== EXERCISE BRIEF ==
Each record below should be repeated precisely as written.

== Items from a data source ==
□ □ □ □ □ □ □

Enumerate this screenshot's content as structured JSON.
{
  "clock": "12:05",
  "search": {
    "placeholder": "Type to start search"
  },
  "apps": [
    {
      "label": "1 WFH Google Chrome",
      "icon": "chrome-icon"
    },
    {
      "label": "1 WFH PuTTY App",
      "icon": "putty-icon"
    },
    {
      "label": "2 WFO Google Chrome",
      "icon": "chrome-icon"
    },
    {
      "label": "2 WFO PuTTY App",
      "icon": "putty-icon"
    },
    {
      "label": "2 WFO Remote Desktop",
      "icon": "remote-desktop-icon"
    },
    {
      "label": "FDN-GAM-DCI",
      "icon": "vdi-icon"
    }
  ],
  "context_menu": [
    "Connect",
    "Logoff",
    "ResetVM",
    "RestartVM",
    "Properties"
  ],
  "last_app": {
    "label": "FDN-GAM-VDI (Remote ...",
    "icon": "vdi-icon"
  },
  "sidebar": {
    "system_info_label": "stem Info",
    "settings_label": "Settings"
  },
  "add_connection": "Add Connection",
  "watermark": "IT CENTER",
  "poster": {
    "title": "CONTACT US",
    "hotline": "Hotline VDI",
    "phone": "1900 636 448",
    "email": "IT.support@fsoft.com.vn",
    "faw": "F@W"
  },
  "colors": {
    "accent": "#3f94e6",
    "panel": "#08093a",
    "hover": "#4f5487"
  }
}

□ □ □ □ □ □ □

== REPLY ==
Enumerate this screenshot's content as structured JSON.
{
  "clock": "12:05",
  "search": {
    "placeholder": "Type to start search"
  },
  "apps": [
    {
      "label": "1 WFH Google Chrome",
      "icon": "chrome-icon"
    },
    {
      "label": "1 WFH PuTTY App",
      "icon": "putty-icon"
    },
    {
      "label": "2 WFO Google Chrome",
      "icon": "chrome-icon"
    },
    {
      "label": "2 WFO PuTTY App",
      "icon": "putty-icon"
    },
    {
      "label": "2 WFO Remote Desktop",
      "icon": "remote-desktop-icon"
    },
    {
      "label": "FDN-GAM-DCI",
      "icon": "vdi-icon"
    }
  ],
  "context_menu": [
    "Connect",
    "Logoff",
    "ResetVM",
    "RestartVM",
    "Properties"
  ],
  "last_app": {
    "label": "FDN-GAM-VDI (Remote ...",
    "icon": "vdi-icon"
  },
  "sidebar": {
    "system_info_label": "stem Info",
    "settings_label": "Settings"
  },
  "add_connection": "Add Connection",
  "watermark": "IT CENTER",
  "poster": {
    "title": "CONTACT US",
    "hotline": "Hotline VDI",
    "phone": "1900 636 448",
    "email": "IT.support@fsoft.com.vn",
    "faw": "F@W"
  },
  "colors": {
    "accent": "#3f94e6",
    "panel": "#08093a",
    "hover": "#4f5487"
  }
}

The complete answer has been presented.